DATA ▸
☆ ☆ ☆ ☆

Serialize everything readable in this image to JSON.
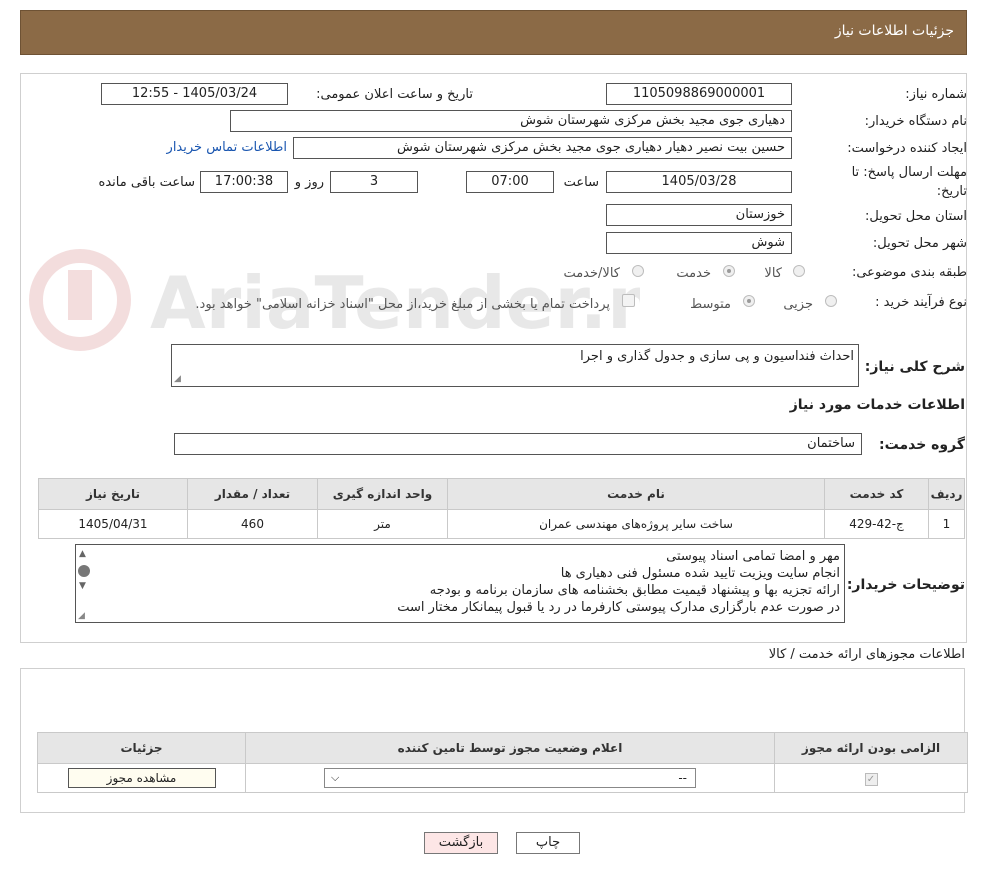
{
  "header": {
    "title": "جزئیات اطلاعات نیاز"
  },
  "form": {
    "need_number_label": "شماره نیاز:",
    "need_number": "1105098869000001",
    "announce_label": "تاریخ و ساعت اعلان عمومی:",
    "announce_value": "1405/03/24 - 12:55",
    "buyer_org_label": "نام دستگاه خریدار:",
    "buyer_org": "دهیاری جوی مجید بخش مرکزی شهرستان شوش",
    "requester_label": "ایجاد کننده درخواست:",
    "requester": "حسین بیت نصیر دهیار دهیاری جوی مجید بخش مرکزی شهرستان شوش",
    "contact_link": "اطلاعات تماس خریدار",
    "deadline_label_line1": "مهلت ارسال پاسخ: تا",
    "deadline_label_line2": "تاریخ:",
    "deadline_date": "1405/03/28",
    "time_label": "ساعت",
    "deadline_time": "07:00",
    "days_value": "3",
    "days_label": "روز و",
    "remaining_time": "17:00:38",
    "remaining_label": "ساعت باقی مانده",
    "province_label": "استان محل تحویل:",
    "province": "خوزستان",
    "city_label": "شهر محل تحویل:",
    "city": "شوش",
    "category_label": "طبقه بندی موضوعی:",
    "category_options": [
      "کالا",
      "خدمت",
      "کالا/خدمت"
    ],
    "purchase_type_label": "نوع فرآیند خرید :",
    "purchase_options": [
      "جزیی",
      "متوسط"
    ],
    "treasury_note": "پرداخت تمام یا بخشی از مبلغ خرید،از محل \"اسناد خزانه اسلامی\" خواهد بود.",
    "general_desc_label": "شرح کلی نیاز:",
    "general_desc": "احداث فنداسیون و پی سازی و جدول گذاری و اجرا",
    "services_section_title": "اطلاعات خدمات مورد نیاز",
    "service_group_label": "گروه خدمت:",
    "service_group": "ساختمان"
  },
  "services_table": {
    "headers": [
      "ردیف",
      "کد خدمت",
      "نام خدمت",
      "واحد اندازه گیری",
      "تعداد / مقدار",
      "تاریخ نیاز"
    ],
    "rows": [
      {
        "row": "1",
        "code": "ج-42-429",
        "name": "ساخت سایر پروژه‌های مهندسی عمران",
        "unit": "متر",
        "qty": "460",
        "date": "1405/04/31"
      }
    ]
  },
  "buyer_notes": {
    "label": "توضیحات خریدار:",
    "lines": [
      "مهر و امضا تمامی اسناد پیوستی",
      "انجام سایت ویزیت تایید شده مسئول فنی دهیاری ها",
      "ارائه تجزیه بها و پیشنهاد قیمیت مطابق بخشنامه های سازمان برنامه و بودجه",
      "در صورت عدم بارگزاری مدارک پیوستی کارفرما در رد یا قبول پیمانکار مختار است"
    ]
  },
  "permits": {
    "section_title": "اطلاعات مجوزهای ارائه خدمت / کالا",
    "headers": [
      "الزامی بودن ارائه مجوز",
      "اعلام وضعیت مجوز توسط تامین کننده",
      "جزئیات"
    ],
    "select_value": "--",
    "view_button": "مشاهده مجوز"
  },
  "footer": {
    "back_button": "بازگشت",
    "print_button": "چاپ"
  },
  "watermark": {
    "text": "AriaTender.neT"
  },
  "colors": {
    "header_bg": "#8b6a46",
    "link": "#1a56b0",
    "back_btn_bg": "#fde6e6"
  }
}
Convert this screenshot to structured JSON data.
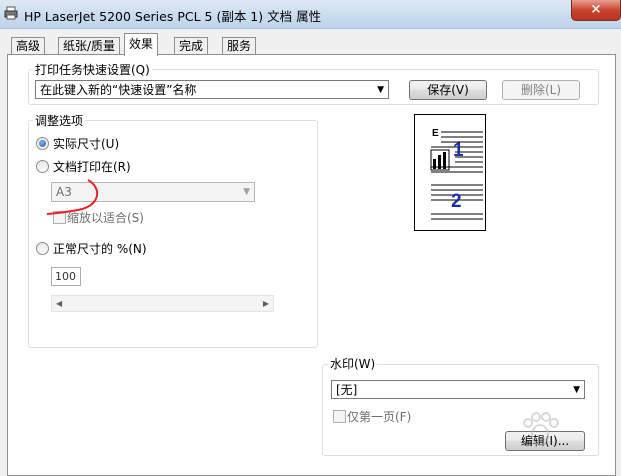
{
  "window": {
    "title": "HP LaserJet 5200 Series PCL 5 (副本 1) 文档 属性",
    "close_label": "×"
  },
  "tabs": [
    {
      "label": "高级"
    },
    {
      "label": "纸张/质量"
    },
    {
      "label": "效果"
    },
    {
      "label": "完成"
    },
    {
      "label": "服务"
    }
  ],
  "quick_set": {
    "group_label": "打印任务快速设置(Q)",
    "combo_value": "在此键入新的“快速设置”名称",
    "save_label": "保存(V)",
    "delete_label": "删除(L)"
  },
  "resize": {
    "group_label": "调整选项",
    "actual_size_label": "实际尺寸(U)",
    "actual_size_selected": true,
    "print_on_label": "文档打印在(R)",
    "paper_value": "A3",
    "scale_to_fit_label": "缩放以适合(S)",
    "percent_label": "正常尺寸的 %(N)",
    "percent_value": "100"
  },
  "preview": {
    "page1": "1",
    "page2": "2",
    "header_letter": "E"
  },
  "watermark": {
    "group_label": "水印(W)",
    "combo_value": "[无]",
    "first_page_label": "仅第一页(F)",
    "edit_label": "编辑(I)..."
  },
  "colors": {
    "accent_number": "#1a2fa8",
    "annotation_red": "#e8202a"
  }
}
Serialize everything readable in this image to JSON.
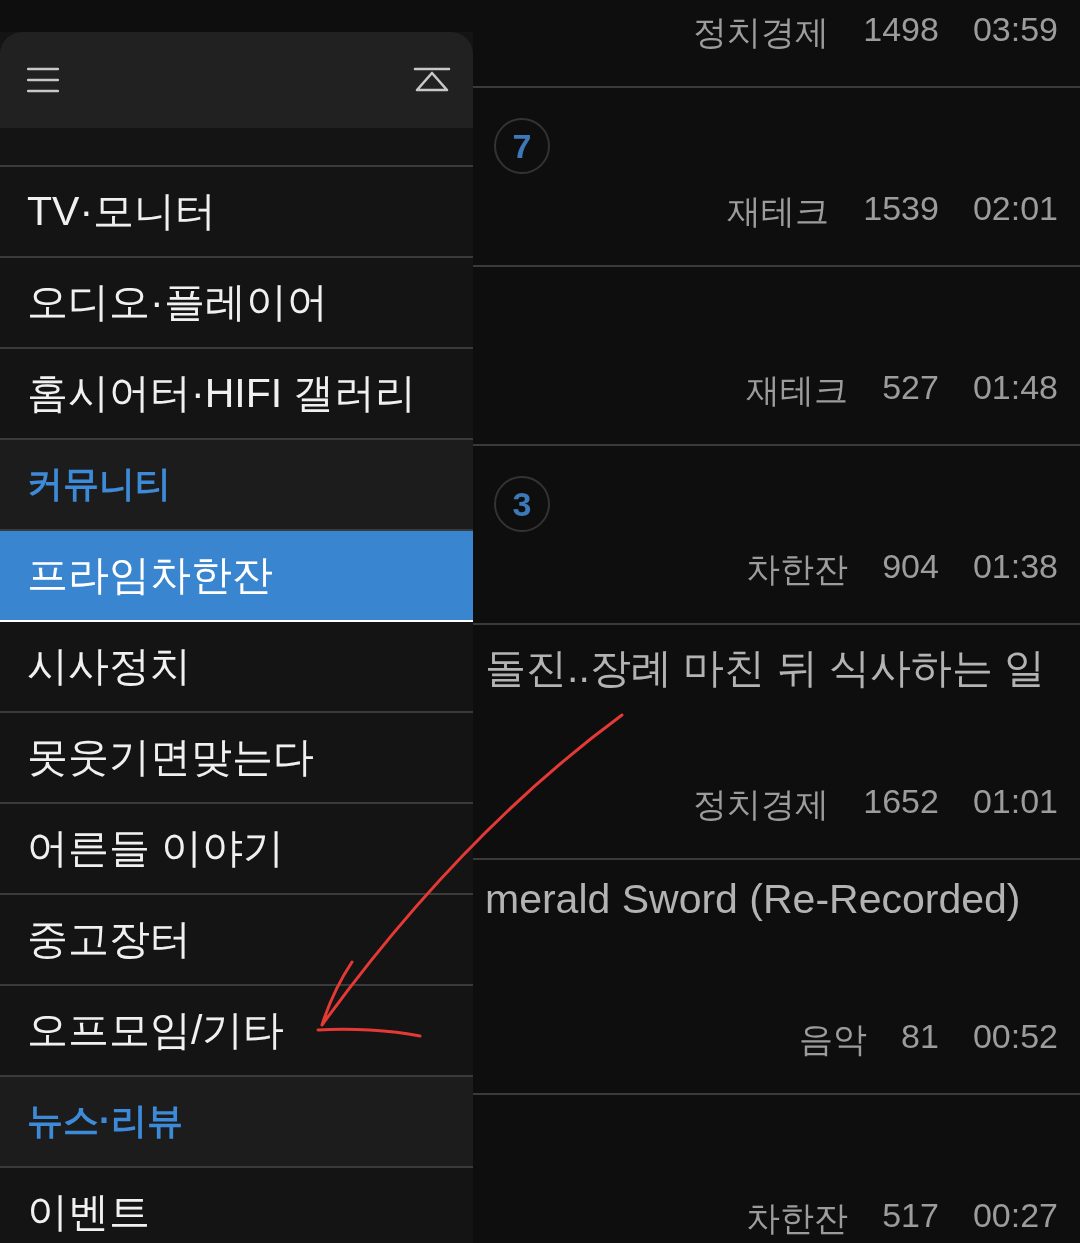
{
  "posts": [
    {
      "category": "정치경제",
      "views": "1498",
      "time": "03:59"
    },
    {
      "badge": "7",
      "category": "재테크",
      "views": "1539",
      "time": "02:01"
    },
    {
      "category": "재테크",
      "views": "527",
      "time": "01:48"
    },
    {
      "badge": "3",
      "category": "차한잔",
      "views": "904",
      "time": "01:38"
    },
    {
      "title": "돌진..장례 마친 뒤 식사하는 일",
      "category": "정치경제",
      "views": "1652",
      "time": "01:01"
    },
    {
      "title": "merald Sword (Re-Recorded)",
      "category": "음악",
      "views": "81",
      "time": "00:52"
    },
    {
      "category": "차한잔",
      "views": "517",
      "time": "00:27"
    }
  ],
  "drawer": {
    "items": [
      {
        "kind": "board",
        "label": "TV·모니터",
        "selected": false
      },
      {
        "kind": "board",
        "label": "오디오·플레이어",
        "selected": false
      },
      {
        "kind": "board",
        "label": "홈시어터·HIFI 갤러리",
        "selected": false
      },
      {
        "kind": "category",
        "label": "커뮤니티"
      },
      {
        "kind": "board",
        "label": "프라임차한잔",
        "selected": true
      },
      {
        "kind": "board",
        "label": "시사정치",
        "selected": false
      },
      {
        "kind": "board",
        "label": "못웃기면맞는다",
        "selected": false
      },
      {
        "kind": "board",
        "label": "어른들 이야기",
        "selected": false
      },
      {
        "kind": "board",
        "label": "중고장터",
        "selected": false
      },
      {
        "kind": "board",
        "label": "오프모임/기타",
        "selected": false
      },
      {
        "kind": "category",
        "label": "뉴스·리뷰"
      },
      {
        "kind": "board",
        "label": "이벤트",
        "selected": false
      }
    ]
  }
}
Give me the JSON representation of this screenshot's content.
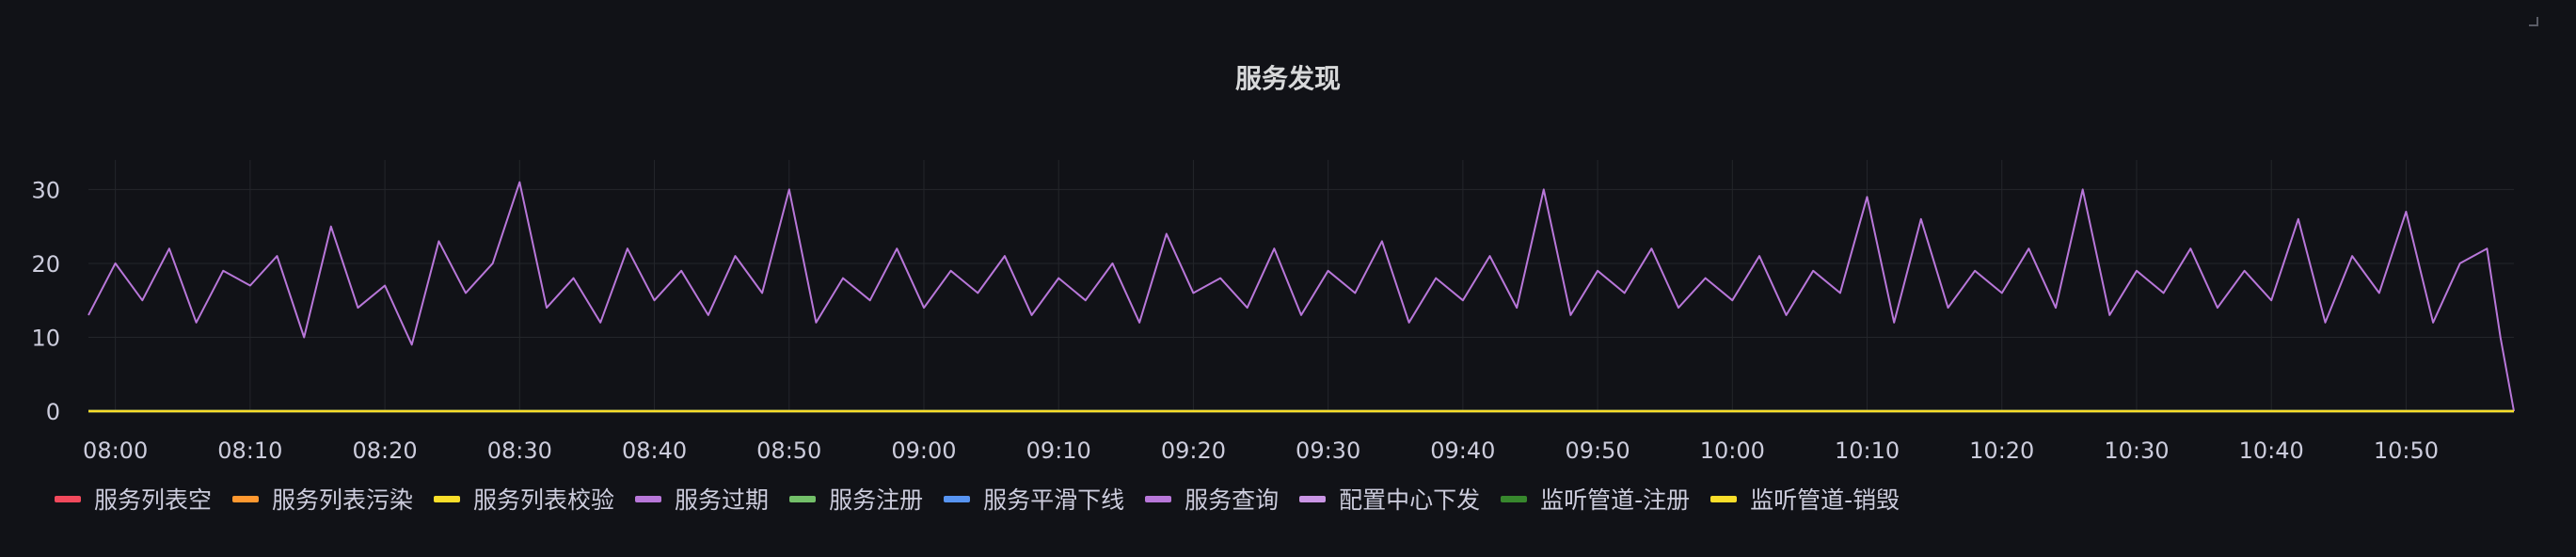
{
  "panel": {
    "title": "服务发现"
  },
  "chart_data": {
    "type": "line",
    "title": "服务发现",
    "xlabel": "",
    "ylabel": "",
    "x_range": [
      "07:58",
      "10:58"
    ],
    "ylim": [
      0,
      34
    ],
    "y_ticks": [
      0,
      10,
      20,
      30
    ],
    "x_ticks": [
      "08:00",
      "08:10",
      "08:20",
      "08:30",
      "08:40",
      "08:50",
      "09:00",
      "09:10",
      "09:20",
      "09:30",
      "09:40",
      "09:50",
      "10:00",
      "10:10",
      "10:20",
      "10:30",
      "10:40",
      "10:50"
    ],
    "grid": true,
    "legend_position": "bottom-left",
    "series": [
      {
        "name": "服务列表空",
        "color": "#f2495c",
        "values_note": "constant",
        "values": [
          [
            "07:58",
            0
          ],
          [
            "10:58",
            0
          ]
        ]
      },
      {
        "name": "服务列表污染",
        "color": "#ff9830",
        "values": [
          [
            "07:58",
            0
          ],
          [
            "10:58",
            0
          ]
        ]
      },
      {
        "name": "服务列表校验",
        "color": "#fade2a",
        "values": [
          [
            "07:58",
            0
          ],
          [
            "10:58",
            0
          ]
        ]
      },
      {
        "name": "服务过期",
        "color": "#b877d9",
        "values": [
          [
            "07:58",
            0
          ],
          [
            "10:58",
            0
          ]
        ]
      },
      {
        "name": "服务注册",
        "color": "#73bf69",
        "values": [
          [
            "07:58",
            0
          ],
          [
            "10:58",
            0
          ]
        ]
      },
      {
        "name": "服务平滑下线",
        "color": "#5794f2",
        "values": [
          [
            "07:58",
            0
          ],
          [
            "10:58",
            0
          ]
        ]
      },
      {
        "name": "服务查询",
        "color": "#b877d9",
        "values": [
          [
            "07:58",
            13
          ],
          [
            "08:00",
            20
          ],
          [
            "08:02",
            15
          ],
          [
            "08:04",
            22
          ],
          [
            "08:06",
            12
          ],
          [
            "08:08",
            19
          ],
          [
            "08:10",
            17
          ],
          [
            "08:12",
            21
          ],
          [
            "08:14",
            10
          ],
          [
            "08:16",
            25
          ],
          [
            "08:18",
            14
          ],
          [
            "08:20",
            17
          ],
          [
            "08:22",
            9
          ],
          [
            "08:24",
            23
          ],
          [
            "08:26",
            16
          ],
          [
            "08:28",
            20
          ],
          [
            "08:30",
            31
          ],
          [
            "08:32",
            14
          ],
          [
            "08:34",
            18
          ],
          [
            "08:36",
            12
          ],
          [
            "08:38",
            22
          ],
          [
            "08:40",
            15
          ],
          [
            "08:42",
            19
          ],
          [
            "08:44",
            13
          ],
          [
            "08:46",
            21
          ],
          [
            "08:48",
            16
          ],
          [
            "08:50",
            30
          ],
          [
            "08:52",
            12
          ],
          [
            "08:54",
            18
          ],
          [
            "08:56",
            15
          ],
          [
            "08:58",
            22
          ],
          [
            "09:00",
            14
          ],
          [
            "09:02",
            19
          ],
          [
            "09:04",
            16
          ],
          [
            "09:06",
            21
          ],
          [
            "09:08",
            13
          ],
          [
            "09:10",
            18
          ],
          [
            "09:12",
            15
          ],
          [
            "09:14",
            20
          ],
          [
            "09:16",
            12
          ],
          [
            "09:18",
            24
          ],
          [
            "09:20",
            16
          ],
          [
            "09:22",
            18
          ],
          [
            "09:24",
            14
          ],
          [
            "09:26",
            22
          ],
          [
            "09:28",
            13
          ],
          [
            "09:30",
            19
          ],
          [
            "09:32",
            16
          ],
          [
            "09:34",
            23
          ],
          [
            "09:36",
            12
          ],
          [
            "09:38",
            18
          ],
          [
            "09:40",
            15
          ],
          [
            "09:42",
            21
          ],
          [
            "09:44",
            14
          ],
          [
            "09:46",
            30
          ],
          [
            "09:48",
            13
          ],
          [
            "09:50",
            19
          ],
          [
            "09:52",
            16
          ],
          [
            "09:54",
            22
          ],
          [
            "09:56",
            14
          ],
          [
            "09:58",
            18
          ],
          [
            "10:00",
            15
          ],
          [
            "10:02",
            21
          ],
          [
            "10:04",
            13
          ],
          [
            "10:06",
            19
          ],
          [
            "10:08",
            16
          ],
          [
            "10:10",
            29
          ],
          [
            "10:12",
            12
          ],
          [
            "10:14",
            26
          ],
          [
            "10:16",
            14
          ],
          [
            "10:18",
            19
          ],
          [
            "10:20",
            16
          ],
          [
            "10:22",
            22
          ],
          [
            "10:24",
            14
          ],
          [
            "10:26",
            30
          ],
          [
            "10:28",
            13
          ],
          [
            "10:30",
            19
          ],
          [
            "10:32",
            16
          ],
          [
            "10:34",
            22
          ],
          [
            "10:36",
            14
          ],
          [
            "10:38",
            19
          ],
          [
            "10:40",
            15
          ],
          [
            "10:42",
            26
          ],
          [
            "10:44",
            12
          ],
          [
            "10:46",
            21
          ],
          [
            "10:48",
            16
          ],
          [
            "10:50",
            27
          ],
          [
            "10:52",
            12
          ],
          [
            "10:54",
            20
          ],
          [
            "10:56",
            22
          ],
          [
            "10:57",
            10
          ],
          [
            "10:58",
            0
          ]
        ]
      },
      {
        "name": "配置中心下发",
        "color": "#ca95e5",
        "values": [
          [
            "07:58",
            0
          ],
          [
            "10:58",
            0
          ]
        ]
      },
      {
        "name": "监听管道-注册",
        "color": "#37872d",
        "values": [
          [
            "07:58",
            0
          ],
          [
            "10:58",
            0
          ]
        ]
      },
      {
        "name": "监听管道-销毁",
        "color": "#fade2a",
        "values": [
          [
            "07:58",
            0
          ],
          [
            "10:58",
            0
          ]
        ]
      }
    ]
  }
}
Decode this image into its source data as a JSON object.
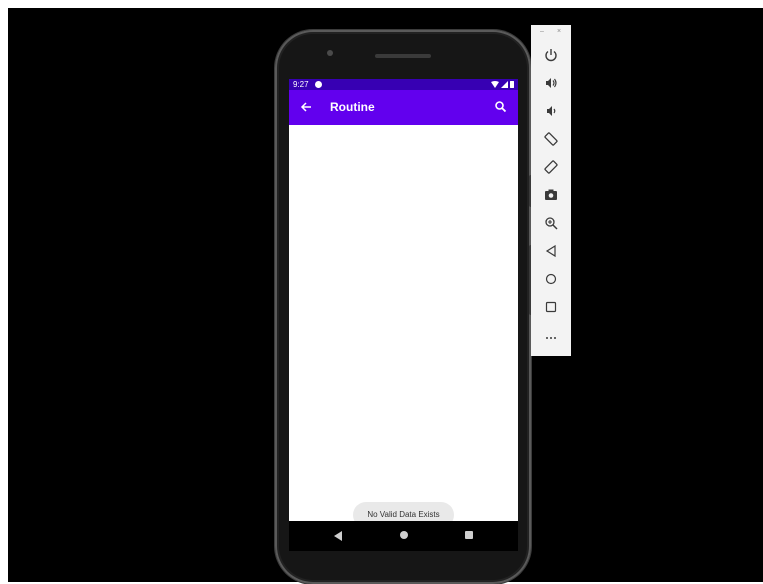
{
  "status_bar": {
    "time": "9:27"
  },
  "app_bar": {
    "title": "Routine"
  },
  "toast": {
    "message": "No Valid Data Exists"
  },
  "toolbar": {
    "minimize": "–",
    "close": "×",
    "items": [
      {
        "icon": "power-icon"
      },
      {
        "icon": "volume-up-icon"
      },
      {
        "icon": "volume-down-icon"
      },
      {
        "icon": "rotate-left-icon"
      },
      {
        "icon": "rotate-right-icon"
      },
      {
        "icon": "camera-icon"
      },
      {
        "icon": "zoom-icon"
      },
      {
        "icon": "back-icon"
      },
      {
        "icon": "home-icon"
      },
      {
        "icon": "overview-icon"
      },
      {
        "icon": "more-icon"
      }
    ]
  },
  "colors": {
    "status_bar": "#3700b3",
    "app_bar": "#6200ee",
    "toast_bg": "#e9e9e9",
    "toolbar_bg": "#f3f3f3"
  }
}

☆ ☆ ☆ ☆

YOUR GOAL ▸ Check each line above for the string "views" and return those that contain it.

RESPONSE BELOW ▸
      "views": "1498",
      "views": "1539",
      "views": "527",
      "views": "904",
      "views": "1652",
      "views": "81",
      "views": "517",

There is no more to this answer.